60. Did you know: built in 1869, Cavenagh Bridge is the oldest surviving bridge across the Singapore River. It’s named after William Orfeur Cavenagh, who was the final governor of the Straits Settlements under British India rule. The structure was gazetted as a national monument together with Elgin Bridge and Anderson Bridge in 2019.
61. Our skyline isn’t just made up of Marina Bay Sands and the Singapore Flyer. They’re iconic, but they’re also just two of the many fascinating architectural landmarks on the island. Lesser-known structures include Assyafaah Mosque in the north and The Colonnade in Orchard.
62. Only got $20 in your pocket? Affordable adventures are everywhere – you just need to know where to look. From museums and thrift stores to hiking trails and free music performances, there’s an abundance of entertainment.
63. Can’t seem to find retro tidbits these days? Pop by old school snack stores when the munchies hit.
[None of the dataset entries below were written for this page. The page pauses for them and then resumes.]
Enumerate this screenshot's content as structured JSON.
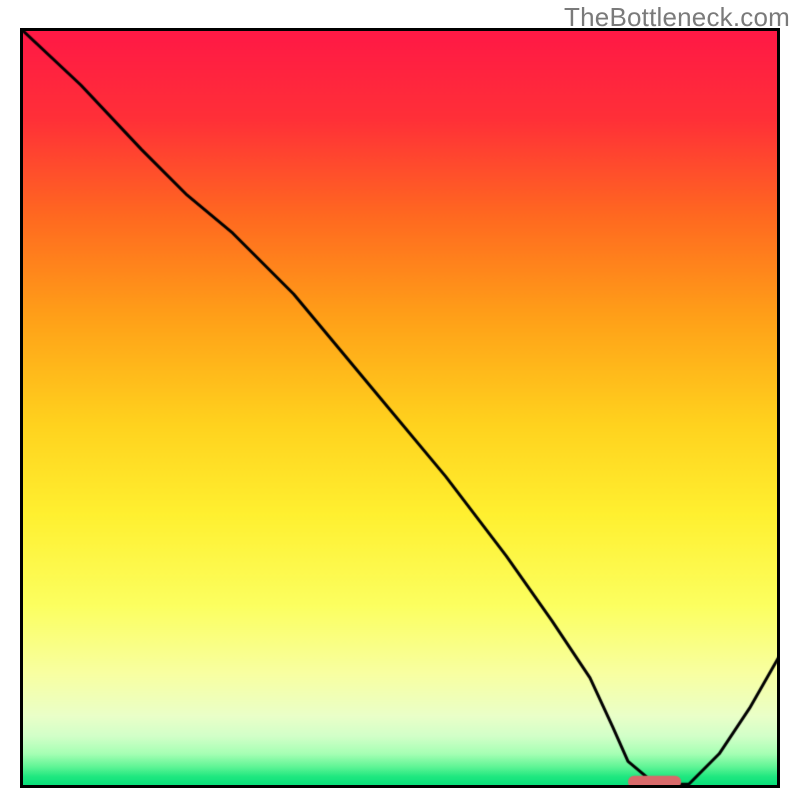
{
  "watermark": "TheBottleneck.com",
  "chart_data": {
    "type": "line",
    "title": "",
    "xlabel": "",
    "ylabel": "",
    "xlim": [
      0,
      100
    ],
    "ylim": [
      0,
      100
    ],
    "grid": false,
    "legend": false,
    "gradient_stops": [
      {
        "t": 0.0,
        "color": "#ff1846"
      },
      {
        "t": 0.12,
        "color": "#ff3038"
      },
      {
        "t": 0.25,
        "color": "#ff6a20"
      },
      {
        "t": 0.38,
        "color": "#ffa018"
      },
      {
        "t": 0.52,
        "color": "#ffd21e"
      },
      {
        "t": 0.64,
        "color": "#fff030"
      },
      {
        "t": 0.76,
        "color": "#fcff60"
      },
      {
        "t": 0.85,
        "color": "#f8ffa2"
      },
      {
        "t": 0.905,
        "color": "#eaffc8"
      },
      {
        "t": 0.932,
        "color": "#d2ffc8"
      },
      {
        "t": 0.955,
        "color": "#a6ffb4"
      },
      {
        "t": 0.972,
        "color": "#60f596"
      },
      {
        "t": 0.985,
        "color": "#20e880"
      },
      {
        "t": 1.0,
        "color": "#00dc78"
      }
    ],
    "series": [
      {
        "name": "bottleneck-curve",
        "stroke": "#000000",
        "stroke_width": 3,
        "x": [
          0.0,
          8.0,
          16.0,
          22.0,
          28.0,
          36.0,
          46.0,
          56.0,
          64.0,
          70.0,
          75.0,
          78.0,
          80.0,
          83.0,
          85.0,
          88.0,
          92.0,
          96.0,
          100.0
        ],
        "y": [
          100.0,
          92.5,
          84.0,
          78.0,
          73.0,
          65.0,
          53.0,
          41.0,
          30.5,
          22.0,
          14.5,
          8.0,
          3.5,
          1.0,
          0.5,
          0.5,
          4.5,
          10.5,
          17.5
        ]
      }
    ],
    "marker": {
      "name": "optimal-range",
      "shape": "rounded-rect",
      "fill": "#d86a6a",
      "x_start": 80.0,
      "x_end": 87.0,
      "y": 0.8,
      "height": 1.6
    }
  }
}
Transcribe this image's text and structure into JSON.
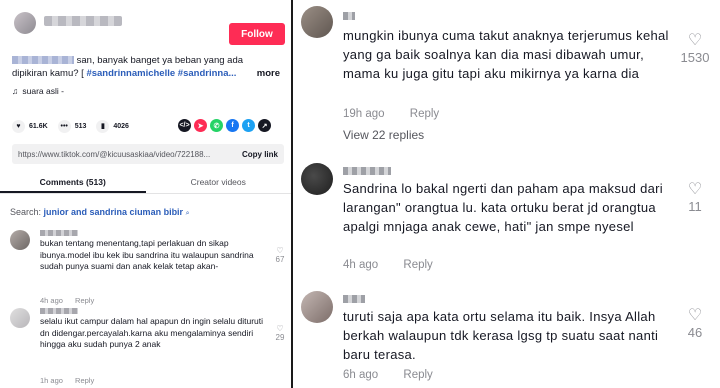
{
  "left": {
    "follow_label": "Follow",
    "caption_text": "san, banyak banget ya beban yang ada dipikiran kamu? [",
    "caption_tags": "#sandrinnamichelle #sandrinna...",
    "more_label": "more",
    "sound_label": "suara asli -",
    "stats": {
      "likes": "61.6K",
      "comments": "513",
      "saves": "4026"
    },
    "url": "https://www.tiktok.com/@kicuusaskiaa/video/722188...",
    "copy_link_label": "Copy link",
    "tabs": [
      "Comments (513)",
      "Creator videos"
    ],
    "search_prefix": "Search:",
    "search_term": "junior and sandrina ciuman bibir",
    "comments": [
      {
        "text": "bukan tentang menentang,tapi perlakuan dn sikap ibunya.model ibu kek ibu sandrina itu walaupun sandrina sudah punya suami dan anak kelak tetap akan-",
        "time": "4h ago",
        "reply": "Reply",
        "likes": "67"
      },
      {
        "text": "selalu ikut campur dalam hal apapun dn ingin selalu dituruti dn didengar.percayalah.karna aku mengalaminya sendiri hingga aku sudah punya 2 anak",
        "time": "1h ago",
        "reply": "Reply",
        "likes": "29"
      }
    ]
  },
  "right": {
    "comments": [
      {
        "text": "mungkin ibunya cuma takut anaknya terjerumus kehal yang ga baik soalnya kan dia masi dibawah umur, mama ku juga gitu tapi aku mikirnya ya karna dia",
        "time": "19h ago",
        "reply": "Reply",
        "likes": "1530",
        "view_replies": "View 22 replies"
      },
      {
        "text": "Sandrina lo bakal ngerti dan paham apa maksud dari larangan\" orangtua lu. kata ortuku berat jd orangtua apalgi mnjaga anak cewe, hati\" jan smpe nyesel",
        "time": "4h ago",
        "reply": "Reply",
        "likes": "11"
      },
      {
        "text": "turuti saja apa kata ortu selama itu baik. Insya Allah berkah walaupun tdk kerasa lgsg tp suatu saat nanti baru terasa.",
        "time": "6h ago",
        "reply": "Reply",
        "likes": "46"
      }
    ]
  }
}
64. Searching for a speakeasy is way more fun than cosying up in a regular ol’ drinking joint. Wondering where to start? Let our guide to secret bars help you out.
65. Our island is home to thousands of bus stops. Think modern ones sitting side by side with old school structures. For a blast to the past, cruise along the roads to find retro bus stops at places like Lim Chu Kang Road and Tanjong Pagar Road.
Discover the coolest bits of Singapore with our list of interesting fun facts! And if you have any to share, hit us up @Honeycombers.